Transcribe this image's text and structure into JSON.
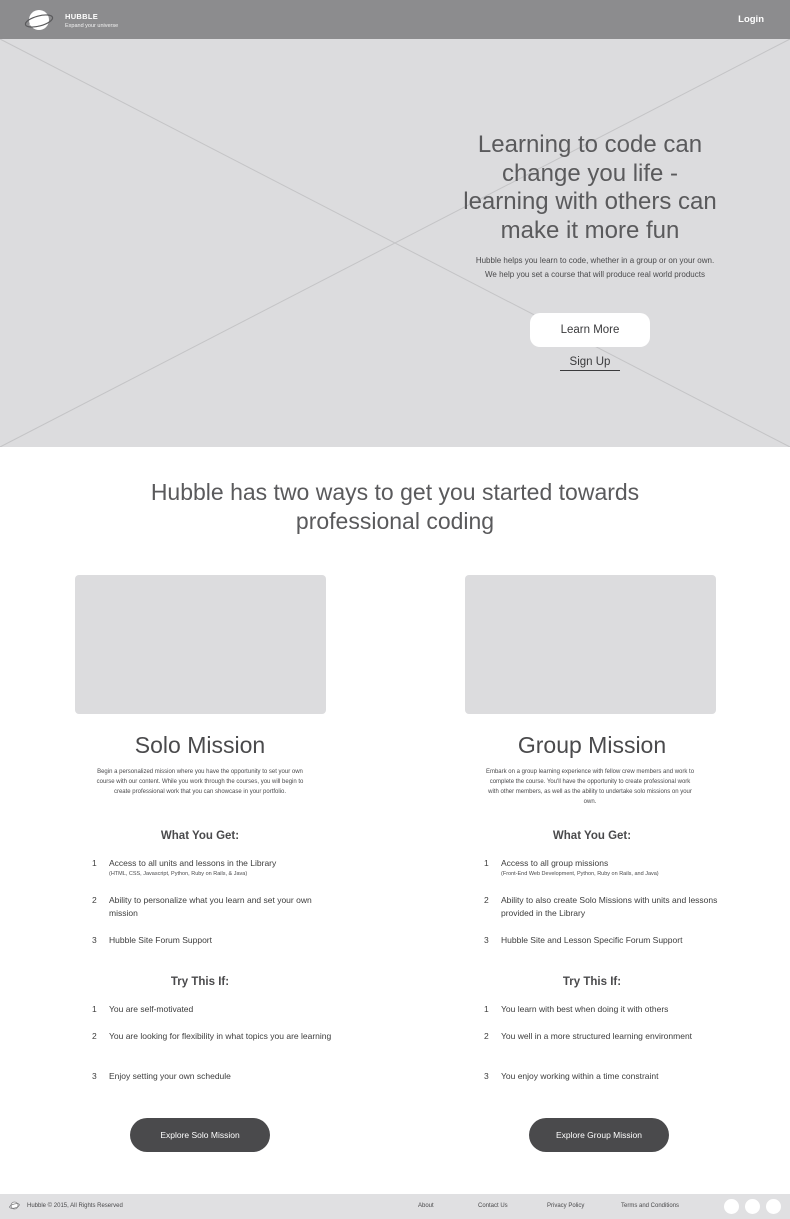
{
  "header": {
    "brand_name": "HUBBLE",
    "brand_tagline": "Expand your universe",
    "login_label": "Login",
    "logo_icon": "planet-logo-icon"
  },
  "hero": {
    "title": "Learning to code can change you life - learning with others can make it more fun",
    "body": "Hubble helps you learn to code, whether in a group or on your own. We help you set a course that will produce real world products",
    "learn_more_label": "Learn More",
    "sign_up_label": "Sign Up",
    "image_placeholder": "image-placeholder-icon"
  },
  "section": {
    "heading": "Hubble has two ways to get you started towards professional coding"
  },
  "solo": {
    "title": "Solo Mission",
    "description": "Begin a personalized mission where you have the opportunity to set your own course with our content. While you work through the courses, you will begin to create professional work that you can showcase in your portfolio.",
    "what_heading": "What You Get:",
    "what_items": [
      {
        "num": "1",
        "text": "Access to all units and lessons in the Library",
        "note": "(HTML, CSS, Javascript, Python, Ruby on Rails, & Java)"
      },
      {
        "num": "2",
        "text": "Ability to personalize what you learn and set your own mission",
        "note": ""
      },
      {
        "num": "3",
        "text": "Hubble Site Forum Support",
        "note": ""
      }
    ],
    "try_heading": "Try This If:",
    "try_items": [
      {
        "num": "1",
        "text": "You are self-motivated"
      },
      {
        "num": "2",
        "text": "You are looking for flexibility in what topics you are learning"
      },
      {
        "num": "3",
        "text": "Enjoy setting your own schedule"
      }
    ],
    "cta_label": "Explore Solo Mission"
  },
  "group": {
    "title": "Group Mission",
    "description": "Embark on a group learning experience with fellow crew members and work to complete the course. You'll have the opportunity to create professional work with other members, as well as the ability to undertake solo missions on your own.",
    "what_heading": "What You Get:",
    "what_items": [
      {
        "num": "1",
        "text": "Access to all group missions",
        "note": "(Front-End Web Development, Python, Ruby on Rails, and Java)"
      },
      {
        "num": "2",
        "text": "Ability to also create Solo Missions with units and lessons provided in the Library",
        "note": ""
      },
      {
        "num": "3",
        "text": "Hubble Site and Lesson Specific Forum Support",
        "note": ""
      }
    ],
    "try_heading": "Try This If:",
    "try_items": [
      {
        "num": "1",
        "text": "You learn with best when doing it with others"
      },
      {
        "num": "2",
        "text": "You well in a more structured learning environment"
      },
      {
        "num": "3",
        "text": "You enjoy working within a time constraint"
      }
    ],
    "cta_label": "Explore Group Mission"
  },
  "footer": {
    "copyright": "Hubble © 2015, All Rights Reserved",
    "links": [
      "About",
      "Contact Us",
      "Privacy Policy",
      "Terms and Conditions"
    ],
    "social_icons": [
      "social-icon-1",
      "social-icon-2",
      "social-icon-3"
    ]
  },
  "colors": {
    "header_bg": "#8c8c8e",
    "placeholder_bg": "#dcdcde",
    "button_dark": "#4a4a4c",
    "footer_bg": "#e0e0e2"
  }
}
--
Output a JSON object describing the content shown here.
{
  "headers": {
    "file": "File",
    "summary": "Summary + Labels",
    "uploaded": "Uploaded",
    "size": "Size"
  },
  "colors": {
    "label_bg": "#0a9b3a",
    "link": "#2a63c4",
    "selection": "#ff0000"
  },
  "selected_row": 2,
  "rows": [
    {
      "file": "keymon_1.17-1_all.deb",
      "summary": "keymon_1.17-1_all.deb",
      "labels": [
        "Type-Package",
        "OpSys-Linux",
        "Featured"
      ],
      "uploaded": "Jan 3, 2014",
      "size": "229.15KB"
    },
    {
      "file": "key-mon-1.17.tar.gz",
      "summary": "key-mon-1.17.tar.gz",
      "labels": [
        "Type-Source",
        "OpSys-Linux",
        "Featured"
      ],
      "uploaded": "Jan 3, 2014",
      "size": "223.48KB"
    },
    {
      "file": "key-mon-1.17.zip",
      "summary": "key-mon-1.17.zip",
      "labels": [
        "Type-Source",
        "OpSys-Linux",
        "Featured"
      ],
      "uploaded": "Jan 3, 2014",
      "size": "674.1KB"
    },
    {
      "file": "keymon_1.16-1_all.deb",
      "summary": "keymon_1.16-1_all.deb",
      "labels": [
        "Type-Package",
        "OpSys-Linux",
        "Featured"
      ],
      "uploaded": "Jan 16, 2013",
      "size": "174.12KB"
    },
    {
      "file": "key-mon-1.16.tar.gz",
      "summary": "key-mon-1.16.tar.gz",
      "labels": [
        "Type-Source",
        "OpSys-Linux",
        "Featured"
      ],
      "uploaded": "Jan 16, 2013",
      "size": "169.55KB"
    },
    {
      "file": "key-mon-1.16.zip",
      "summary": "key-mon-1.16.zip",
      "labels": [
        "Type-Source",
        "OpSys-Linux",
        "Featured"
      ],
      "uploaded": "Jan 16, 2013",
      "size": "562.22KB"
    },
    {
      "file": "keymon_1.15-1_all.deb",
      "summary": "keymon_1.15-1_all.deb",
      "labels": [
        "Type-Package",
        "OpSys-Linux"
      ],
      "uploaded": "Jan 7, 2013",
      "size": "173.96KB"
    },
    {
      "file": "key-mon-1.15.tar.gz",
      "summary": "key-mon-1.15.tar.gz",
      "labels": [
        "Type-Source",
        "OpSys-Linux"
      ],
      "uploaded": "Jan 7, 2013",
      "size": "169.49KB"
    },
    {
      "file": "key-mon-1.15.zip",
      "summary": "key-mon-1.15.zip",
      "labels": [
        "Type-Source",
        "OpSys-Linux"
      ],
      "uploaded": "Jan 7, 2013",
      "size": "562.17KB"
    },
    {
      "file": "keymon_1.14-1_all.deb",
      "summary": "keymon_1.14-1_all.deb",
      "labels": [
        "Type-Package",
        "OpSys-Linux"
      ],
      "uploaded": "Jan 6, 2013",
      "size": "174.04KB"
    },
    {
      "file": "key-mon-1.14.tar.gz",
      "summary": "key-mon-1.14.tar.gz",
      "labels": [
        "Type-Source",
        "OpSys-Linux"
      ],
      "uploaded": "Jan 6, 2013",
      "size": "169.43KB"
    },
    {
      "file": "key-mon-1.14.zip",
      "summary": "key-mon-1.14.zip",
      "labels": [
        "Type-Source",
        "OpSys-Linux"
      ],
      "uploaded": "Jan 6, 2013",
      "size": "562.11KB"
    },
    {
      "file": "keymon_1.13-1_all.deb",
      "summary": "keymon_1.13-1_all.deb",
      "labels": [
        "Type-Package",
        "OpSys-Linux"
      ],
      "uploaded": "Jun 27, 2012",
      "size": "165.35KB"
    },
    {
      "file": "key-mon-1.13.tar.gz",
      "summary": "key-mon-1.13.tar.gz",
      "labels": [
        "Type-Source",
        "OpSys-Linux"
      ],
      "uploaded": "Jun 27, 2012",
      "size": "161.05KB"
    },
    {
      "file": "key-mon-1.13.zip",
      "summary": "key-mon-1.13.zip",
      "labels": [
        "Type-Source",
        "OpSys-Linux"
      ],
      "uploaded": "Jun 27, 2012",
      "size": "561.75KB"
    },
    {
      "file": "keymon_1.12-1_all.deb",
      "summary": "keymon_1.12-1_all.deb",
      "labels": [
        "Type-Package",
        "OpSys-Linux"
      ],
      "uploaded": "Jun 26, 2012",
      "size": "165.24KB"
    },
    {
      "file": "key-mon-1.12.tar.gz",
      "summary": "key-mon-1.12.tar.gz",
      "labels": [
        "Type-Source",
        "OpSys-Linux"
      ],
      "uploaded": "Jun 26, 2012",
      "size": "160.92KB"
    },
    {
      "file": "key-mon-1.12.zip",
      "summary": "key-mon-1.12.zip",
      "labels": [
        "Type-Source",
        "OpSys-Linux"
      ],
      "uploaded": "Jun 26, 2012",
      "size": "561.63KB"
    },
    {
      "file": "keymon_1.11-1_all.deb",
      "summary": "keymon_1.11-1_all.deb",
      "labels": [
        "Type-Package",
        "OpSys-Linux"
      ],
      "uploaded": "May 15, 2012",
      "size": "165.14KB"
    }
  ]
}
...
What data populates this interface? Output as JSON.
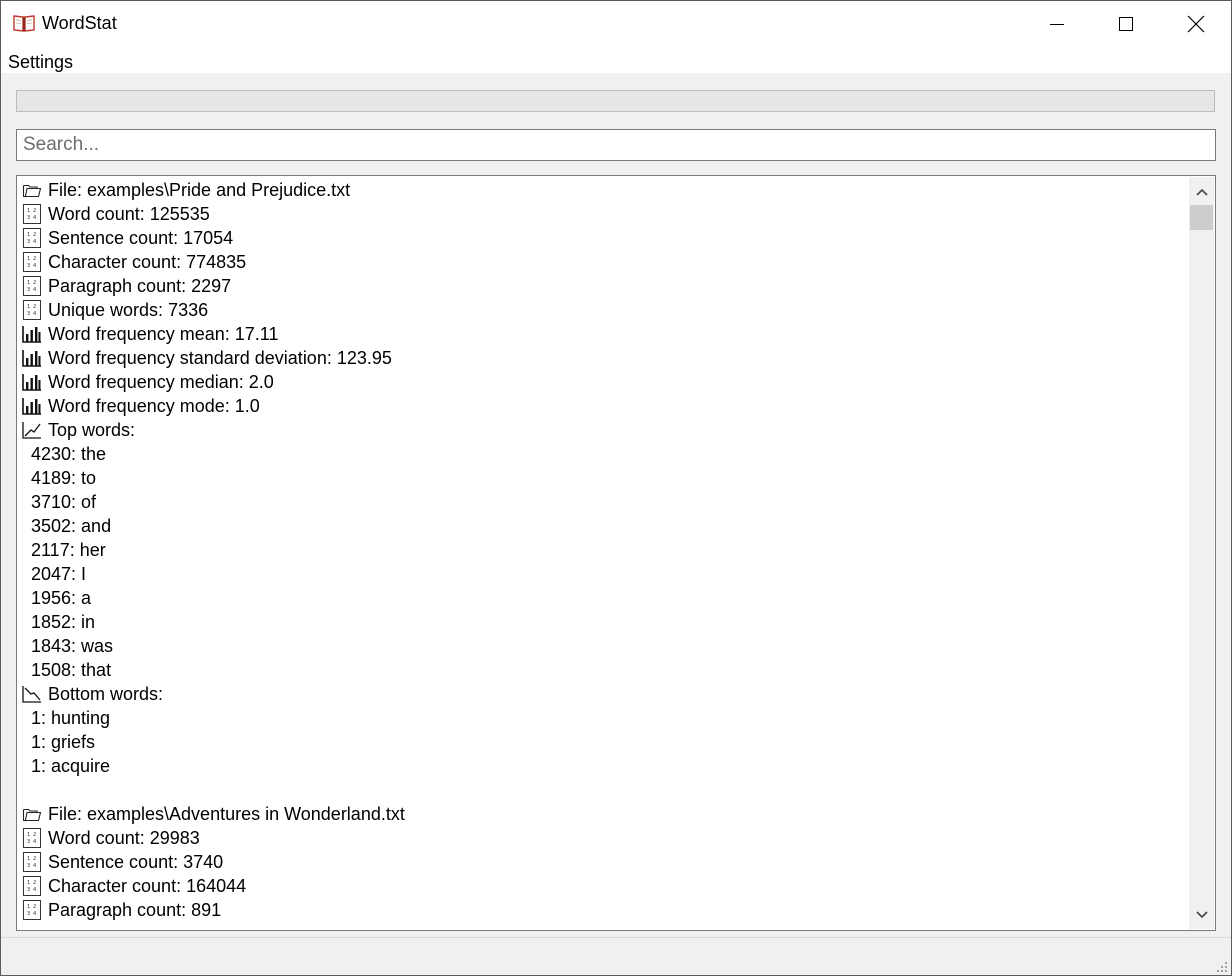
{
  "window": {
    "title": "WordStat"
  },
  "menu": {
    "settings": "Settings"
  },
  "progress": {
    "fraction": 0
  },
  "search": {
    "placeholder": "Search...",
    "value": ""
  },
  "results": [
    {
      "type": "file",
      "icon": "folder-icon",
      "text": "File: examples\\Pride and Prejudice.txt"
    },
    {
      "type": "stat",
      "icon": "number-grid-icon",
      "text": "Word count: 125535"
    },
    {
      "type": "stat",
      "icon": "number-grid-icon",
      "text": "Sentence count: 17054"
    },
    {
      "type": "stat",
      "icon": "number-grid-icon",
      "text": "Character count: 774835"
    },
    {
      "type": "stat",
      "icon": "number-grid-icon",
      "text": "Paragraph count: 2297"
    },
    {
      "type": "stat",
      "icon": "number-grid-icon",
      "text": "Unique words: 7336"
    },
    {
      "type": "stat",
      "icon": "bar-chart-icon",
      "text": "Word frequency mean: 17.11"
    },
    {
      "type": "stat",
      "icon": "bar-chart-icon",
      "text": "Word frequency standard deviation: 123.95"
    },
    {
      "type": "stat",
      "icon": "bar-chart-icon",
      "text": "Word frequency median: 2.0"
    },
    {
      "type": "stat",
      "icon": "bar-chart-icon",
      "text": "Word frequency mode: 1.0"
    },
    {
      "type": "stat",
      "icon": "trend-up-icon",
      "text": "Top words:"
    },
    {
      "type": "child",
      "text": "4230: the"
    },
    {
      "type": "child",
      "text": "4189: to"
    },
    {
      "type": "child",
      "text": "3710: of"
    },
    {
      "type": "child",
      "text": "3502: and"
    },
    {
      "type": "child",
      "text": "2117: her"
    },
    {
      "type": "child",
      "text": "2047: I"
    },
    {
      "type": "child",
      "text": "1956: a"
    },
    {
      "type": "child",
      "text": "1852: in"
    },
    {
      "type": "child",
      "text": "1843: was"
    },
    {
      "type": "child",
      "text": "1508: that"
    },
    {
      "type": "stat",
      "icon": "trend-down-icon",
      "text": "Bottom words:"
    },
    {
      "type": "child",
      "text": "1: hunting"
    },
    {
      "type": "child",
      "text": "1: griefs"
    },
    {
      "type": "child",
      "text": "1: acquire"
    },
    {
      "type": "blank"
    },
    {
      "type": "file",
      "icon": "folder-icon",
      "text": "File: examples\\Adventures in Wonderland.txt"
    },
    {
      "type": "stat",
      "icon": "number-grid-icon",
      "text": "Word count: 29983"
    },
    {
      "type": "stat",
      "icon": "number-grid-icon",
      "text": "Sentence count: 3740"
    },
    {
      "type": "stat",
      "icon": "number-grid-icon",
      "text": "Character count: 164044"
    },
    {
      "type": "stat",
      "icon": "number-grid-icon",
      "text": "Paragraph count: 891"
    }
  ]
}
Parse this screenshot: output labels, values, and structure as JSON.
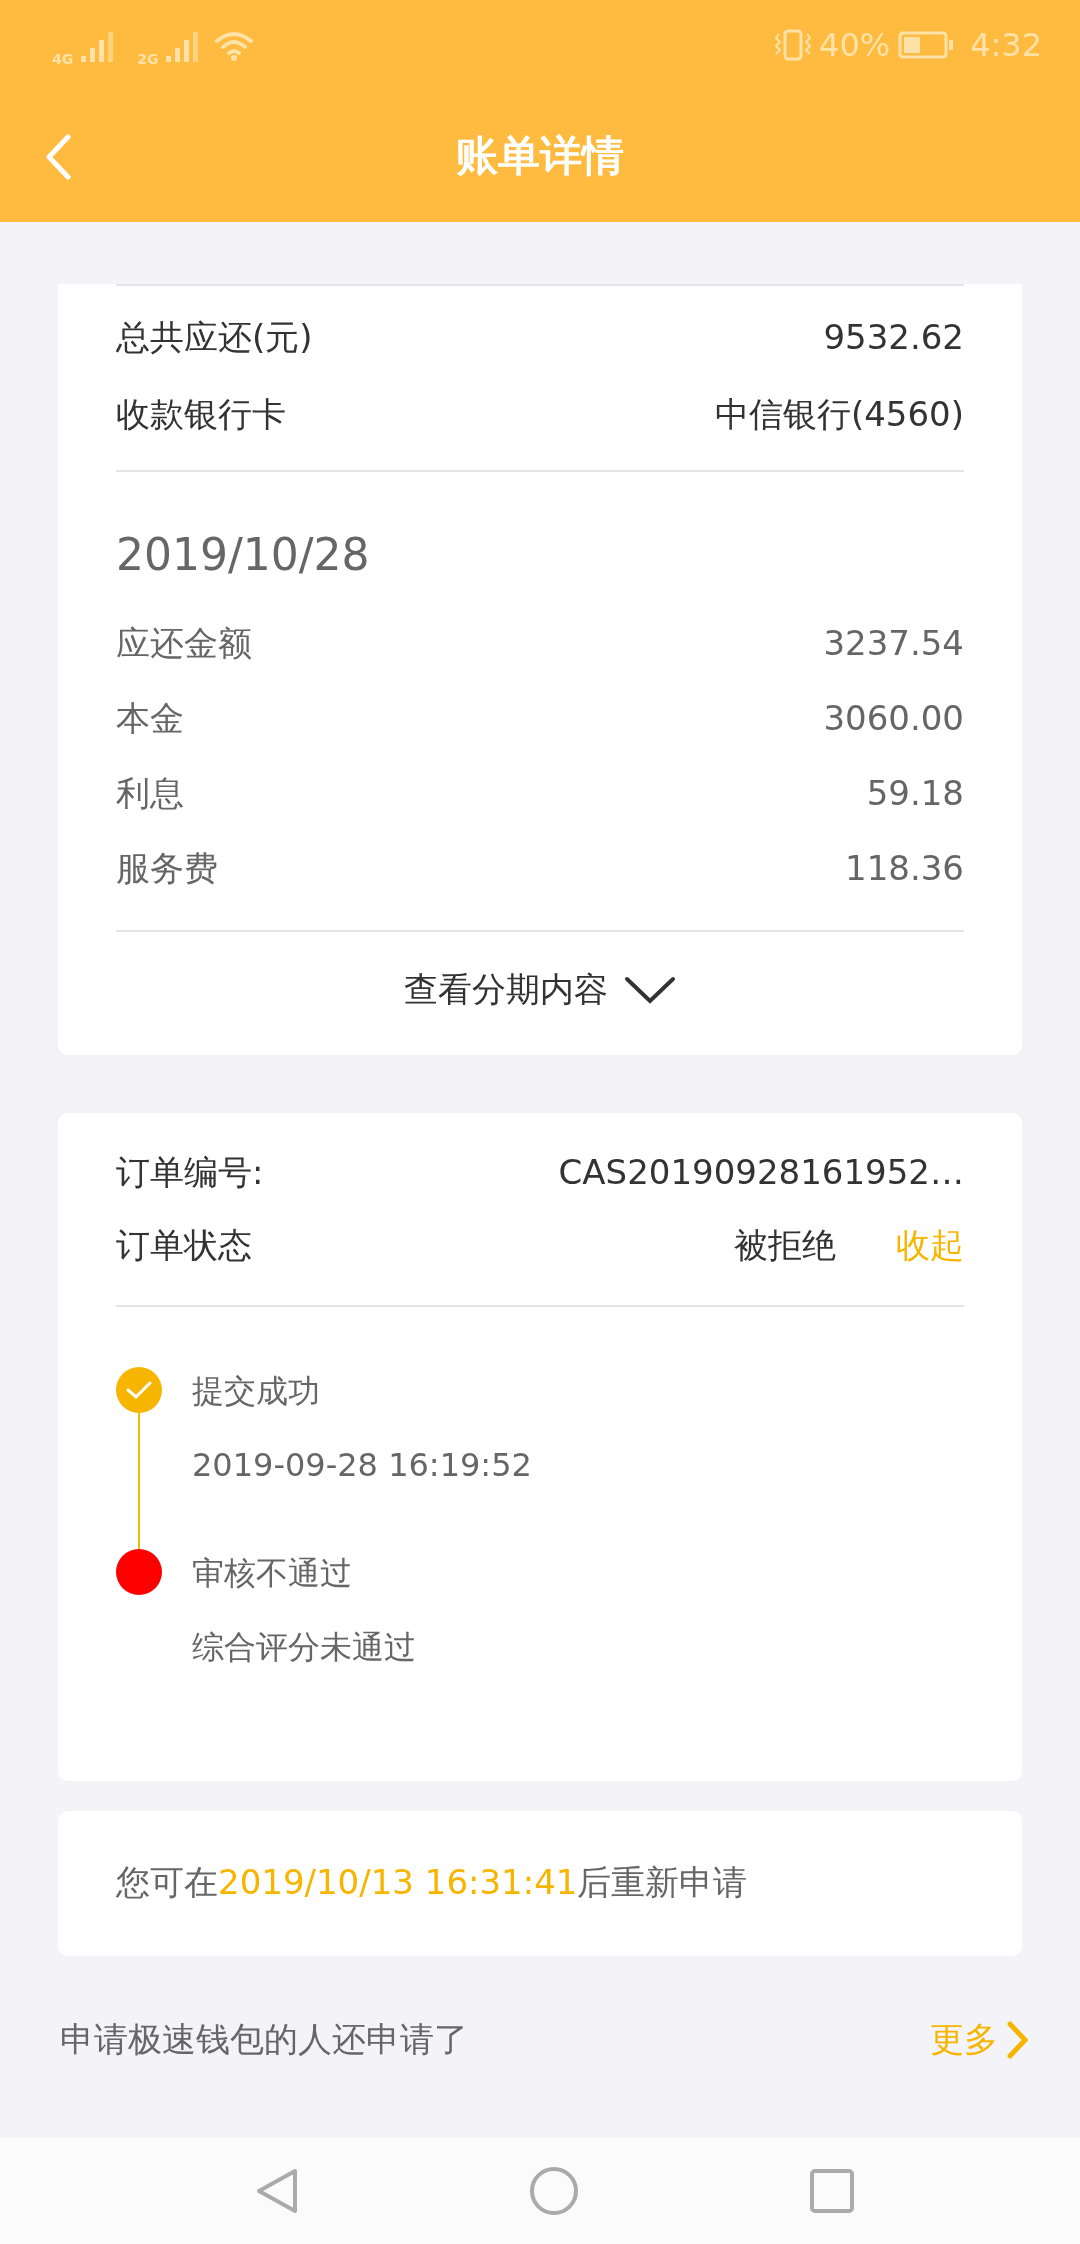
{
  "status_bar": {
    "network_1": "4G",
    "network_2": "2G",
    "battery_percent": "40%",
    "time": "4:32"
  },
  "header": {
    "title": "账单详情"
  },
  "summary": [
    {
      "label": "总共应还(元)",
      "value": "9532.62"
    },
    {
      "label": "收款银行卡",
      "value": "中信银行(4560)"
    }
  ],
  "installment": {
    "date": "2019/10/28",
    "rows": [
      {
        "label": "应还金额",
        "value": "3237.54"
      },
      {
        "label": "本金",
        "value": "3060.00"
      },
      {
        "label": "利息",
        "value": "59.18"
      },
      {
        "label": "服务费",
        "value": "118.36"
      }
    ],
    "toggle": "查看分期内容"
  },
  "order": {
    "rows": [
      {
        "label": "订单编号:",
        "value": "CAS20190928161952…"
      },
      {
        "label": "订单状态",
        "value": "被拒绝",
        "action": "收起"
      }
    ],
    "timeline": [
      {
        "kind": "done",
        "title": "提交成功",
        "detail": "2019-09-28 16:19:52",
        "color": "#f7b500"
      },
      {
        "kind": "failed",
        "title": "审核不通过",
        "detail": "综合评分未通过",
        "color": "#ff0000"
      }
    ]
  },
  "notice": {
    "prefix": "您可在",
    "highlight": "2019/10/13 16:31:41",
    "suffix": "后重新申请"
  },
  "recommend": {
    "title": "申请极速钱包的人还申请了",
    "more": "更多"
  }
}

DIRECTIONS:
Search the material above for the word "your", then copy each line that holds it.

RESULT OF THIS EXERCISE:
    "brand_tagline": "Expand your universe",
    "body": "Hubble helps you learn to code, whether in a group or on your own. We help you set a course that will produce real world products",
    "description": "Begin a personalized mission where you have the opportunity to set your own course with our content. While you work through the courses, you will begin to create professional work that you can showcase in your portfolio.",
        "text": "Ability to personalize what you learn and set your own mission",
        "text": "Enjoy setting your own schedule"
    "description": "Embark on a group learning experience with fellow crew members and work to complete the course. You'll have the opportunity to create professional work with other members, as well as the ability to undertake solo missions on your own.",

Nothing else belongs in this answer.